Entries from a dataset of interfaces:
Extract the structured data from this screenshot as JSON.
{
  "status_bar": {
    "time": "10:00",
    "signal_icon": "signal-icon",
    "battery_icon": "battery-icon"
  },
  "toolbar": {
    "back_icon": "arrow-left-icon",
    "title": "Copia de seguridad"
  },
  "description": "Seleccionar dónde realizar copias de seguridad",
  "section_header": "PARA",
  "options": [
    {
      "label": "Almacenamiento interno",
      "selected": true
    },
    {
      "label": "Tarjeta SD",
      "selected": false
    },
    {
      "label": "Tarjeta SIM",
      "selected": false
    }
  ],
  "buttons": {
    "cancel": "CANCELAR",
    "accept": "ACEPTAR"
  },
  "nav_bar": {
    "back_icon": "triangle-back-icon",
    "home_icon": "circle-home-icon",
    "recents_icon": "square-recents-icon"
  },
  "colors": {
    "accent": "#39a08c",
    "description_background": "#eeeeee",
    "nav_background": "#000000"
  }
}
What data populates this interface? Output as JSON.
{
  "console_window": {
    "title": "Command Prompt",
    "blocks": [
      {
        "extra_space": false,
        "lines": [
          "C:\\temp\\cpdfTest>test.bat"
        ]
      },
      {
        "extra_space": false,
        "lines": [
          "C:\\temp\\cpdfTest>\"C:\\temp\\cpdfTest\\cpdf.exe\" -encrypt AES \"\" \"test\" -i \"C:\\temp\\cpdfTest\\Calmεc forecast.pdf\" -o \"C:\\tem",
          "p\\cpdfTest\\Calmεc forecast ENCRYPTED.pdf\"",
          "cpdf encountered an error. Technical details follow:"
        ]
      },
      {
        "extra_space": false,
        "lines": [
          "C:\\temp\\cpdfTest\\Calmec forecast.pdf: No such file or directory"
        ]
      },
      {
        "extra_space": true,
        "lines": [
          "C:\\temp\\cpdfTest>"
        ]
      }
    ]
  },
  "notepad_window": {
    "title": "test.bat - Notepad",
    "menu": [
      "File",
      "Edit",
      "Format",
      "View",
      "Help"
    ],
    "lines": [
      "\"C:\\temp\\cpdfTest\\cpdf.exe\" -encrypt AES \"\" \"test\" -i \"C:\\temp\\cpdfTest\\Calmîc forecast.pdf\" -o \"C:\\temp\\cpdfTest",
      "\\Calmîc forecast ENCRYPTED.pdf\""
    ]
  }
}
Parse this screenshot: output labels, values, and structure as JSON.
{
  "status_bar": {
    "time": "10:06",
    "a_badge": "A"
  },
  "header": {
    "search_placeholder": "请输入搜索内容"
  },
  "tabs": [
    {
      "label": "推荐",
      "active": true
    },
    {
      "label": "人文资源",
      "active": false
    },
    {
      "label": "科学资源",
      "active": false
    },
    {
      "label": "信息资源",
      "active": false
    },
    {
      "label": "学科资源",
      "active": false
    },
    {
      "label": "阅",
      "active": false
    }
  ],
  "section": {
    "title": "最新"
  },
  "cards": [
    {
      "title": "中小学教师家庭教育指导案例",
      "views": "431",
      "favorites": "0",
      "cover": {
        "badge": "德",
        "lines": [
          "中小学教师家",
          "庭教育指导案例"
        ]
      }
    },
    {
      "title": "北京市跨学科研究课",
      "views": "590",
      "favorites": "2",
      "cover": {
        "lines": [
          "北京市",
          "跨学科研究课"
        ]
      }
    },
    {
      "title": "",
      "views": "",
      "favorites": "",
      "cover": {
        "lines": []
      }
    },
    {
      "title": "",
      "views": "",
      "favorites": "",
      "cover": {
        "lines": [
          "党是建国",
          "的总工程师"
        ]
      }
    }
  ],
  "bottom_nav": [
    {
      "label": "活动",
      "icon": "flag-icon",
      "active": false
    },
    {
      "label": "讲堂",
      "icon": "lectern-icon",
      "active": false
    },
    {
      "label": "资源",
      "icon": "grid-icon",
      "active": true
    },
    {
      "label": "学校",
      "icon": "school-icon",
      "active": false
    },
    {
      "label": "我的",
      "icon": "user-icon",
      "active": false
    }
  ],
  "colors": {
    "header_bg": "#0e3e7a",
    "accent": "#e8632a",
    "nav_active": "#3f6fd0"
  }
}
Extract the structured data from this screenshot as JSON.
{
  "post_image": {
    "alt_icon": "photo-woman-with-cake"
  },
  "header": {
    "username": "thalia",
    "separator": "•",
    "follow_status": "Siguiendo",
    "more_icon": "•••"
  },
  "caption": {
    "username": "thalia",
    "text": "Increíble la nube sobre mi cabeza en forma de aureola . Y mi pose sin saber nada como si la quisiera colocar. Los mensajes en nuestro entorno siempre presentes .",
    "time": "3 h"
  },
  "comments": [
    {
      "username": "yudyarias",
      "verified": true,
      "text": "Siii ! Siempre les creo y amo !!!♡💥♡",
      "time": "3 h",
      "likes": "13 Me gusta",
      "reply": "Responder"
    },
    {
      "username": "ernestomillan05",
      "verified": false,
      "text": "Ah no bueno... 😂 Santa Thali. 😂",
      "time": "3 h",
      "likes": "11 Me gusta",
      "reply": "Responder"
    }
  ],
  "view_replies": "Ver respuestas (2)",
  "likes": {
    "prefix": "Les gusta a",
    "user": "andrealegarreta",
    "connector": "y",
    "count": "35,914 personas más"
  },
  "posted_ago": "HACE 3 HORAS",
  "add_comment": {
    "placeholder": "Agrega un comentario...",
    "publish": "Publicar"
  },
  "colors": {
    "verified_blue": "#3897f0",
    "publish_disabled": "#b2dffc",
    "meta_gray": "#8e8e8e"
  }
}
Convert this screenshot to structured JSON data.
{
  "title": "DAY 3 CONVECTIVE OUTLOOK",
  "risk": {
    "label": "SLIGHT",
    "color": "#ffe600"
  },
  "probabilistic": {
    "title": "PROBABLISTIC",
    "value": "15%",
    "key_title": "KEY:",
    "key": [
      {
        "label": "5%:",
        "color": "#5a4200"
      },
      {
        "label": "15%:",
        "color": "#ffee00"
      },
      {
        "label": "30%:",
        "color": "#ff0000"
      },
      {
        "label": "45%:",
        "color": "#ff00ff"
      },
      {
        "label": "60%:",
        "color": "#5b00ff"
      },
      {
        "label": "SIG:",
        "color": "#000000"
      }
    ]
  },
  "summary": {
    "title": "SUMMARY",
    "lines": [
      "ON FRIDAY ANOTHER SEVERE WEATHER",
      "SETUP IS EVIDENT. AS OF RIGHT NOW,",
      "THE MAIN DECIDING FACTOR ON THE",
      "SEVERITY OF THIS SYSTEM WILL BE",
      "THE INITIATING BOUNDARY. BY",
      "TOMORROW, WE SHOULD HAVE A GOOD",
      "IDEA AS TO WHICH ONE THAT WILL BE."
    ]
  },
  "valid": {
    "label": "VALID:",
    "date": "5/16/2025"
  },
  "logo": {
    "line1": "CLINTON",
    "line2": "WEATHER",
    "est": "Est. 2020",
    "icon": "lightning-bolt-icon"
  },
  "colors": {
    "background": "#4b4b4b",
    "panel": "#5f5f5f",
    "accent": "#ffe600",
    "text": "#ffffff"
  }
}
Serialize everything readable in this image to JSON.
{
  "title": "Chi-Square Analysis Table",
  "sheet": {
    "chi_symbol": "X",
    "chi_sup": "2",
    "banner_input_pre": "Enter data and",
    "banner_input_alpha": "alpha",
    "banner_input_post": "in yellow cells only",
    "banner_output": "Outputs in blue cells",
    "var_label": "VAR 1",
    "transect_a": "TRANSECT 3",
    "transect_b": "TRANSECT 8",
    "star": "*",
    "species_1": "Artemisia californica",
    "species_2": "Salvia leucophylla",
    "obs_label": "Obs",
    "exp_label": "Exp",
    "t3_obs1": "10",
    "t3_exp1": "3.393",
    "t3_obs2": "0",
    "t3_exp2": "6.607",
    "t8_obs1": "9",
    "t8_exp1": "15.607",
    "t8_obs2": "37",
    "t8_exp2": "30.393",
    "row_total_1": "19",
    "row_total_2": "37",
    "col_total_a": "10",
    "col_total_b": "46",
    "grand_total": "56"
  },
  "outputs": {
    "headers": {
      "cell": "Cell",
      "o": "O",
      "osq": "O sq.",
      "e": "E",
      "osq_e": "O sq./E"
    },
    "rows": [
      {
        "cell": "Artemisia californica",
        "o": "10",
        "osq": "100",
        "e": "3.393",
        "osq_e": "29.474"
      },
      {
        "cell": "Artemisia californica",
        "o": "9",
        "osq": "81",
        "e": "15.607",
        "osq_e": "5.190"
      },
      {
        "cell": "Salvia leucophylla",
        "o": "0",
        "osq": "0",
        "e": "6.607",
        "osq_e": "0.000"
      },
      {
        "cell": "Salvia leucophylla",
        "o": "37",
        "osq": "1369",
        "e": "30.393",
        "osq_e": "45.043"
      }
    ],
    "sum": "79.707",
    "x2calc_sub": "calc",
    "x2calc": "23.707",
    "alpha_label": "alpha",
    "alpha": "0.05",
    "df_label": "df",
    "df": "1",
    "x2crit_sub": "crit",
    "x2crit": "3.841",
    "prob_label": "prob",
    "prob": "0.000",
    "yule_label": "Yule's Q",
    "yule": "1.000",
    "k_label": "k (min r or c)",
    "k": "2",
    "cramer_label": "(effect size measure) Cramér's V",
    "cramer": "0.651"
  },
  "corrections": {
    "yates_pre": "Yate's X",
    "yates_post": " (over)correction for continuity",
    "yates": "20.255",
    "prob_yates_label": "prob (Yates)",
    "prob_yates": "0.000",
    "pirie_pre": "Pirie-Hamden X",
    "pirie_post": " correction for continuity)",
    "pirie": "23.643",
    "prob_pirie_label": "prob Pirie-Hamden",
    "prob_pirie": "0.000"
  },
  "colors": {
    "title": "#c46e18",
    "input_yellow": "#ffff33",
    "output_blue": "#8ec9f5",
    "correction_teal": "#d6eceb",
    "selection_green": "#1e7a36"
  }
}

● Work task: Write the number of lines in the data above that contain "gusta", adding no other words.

● Result for this task: 3